The landscapes are varied which really helps to keep things interesting. I’ve seen sprawling deserts, fiery mountains, ancient ruins, forests, all sorts! Just going off to see what new stuff I can find is great, and I have the freedom to do that right from the start. I’m not limited to following a defined path, I can choose my destination and set out to it.

Quests

Now it would be foolish of me not to talk about the quests. The developers have done a fantastic job of keeping things interesting in the Elder Scrolls Online, offering players intriguing and fun adventures to embark upon. Now I’m not going to lie, you will encounter fetch quests, or kill so many of these quests, but the majority of the quests I’ve completed so far have been long and interesting, following the usual Elder Scrolls style rather than an MMO style.

My only major issue with the quests are the other players. It becomes extremely jarring when you are tasked with a quest to save the city from invaders, the only hope the city has, and you see so many others completing the exact same quest as you. Delving into an ancient tomb, long abandoned… filled with other players, once again ruining the immersion. Sometimes it works great, seeing others involved in a battle that you’re fighting, but so many times it just breaks the experience.

For the most part questing in the Elder Scrolls Online is just fantastic, unlike any MMO I’ve played in a long time. The ability just to run off in any chosen direction and discover new quests to complete is a welcome one. You’re not pushed in a single direction, you have your own freedom to do things how you like.

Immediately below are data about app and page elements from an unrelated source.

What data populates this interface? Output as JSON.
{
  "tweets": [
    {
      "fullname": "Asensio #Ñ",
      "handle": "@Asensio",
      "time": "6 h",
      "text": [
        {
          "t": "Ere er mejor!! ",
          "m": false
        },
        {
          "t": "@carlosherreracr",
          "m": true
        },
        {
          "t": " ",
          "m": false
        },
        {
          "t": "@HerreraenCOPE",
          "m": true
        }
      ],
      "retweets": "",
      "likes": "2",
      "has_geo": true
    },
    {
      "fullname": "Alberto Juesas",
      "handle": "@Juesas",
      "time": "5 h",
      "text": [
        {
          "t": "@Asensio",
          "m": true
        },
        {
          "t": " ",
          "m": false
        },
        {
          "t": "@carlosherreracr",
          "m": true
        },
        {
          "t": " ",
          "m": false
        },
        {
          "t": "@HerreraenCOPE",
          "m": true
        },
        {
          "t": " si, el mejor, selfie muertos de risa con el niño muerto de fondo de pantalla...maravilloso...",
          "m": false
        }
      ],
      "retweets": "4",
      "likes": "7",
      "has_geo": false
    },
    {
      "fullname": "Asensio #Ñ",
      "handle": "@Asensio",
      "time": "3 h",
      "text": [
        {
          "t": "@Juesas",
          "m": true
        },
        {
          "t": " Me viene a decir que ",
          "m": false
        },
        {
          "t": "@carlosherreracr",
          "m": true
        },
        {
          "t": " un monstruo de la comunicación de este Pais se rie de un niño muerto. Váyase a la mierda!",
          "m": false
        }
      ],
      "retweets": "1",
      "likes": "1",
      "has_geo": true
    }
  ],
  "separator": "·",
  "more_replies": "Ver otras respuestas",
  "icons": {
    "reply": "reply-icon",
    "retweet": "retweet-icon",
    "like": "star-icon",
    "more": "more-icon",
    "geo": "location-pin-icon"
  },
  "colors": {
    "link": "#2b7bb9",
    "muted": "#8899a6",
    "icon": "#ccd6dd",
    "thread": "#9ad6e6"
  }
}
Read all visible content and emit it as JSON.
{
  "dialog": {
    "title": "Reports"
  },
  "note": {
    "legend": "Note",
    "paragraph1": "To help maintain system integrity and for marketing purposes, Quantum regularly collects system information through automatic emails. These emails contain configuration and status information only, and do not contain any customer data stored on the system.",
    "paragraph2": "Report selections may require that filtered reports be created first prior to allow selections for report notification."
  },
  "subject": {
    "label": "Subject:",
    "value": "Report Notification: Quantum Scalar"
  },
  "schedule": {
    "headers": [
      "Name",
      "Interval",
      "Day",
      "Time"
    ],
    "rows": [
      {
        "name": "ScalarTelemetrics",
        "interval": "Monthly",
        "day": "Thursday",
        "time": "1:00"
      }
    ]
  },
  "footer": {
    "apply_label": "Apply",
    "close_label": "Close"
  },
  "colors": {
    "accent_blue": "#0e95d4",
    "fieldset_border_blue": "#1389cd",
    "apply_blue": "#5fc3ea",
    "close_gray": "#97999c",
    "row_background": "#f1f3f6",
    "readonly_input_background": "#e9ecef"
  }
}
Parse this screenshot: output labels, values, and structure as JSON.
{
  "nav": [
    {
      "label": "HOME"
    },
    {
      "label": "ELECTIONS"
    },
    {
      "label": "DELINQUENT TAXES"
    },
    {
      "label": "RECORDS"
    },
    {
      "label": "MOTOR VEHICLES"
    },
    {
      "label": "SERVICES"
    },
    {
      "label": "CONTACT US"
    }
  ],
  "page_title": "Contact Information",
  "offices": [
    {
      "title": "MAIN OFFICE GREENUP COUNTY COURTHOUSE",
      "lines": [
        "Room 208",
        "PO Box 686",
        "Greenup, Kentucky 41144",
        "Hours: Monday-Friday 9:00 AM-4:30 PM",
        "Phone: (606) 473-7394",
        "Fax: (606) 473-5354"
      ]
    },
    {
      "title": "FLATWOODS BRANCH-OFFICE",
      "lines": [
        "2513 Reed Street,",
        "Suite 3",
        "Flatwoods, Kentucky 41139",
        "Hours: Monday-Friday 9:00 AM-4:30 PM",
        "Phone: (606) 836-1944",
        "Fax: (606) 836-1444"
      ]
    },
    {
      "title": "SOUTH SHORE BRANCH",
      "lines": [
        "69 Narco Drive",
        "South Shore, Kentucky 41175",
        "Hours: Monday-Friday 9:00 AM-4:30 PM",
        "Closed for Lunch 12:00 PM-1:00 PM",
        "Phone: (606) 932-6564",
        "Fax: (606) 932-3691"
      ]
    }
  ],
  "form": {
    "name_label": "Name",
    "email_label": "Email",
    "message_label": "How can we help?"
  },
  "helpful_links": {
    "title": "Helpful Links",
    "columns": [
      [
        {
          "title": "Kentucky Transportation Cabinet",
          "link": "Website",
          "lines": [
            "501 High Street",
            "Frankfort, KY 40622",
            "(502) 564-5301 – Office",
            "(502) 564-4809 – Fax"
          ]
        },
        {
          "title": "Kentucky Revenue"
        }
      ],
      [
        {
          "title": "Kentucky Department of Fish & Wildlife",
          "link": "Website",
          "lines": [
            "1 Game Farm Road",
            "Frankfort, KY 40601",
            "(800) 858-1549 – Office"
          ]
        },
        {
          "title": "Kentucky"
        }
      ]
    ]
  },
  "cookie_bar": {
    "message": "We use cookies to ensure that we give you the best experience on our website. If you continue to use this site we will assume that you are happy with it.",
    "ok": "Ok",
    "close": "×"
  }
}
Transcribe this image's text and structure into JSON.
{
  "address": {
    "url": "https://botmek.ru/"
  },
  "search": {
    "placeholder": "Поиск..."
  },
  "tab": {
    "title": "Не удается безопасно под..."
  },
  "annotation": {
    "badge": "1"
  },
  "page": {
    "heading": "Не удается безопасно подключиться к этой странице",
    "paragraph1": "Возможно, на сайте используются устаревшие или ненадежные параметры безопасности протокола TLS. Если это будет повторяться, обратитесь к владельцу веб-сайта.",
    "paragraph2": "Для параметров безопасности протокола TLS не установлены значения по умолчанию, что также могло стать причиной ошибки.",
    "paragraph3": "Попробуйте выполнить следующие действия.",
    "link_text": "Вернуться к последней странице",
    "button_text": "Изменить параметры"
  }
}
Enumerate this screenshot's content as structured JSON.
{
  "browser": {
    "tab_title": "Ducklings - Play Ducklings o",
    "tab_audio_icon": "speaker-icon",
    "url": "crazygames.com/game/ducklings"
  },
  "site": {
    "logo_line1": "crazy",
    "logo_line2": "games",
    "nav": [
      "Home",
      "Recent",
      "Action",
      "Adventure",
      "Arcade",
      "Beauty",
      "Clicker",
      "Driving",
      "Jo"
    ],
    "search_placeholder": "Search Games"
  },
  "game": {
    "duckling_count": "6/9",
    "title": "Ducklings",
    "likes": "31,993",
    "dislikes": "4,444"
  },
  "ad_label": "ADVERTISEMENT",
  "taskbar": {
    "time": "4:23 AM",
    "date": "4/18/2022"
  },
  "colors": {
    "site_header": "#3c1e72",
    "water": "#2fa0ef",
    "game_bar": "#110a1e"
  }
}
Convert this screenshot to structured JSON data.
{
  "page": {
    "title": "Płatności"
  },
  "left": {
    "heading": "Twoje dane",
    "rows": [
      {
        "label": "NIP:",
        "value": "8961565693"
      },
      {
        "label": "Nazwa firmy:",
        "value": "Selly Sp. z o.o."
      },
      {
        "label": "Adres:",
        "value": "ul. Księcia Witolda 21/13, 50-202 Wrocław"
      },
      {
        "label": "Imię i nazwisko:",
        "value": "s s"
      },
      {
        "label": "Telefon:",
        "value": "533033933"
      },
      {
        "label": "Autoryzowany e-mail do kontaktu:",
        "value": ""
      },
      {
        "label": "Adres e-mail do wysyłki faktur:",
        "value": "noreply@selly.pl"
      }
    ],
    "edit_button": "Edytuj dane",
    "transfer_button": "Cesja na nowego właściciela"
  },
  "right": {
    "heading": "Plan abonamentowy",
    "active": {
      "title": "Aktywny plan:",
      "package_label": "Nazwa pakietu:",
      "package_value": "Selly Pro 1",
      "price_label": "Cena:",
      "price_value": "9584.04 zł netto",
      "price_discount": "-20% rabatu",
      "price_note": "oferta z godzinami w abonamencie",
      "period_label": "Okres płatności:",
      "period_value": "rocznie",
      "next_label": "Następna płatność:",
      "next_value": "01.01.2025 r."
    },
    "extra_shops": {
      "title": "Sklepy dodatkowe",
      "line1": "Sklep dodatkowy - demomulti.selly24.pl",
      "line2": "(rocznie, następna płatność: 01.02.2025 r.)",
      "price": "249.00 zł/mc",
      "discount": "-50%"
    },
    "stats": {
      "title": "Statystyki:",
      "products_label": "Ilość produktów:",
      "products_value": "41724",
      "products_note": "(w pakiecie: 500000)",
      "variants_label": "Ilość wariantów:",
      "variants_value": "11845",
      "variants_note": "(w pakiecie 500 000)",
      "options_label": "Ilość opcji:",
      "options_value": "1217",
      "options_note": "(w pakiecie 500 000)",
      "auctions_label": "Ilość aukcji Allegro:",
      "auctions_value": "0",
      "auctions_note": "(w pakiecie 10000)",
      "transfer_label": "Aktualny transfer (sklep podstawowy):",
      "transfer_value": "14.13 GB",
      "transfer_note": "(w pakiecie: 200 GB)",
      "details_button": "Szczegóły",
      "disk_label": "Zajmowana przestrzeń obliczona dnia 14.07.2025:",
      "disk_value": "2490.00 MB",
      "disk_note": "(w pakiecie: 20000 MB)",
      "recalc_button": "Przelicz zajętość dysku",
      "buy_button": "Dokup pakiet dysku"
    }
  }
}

Graphics

The art style and the graphics of this game are simply gorgeous. The detail that the developers have put into this game is just brilliant, combined with the huge number of environments it just makes this game a joy to explore and be a part of.

My only disappointment with the graphics is that the weapons seem to be relatively low resolution in comparison with the rest of the game. Now considering that I have to spend a lot of time with my weapon drawn, right in front of my eyes, I’d have liked to have seen some more focus on making the weapons look great.

Stand Out Feature

It’s too soon to call this. From what I’ve played of the game there are a lot of stand out features, stuff that I’ve really loved. In my next review I’ll focus on the later stages of the game play, PVP and PVE, shedding more light on how battles work. I’ve heard and seen some great things about this but had little input so far. So look out for my second part to the Elder Scrolls Online review. All I can say about this game so far is that for an MMO it is just simply amazing. I’ve not had this much fun in a very long time on an MMO. Fingers crossed it can keep up that momentum into the later stages.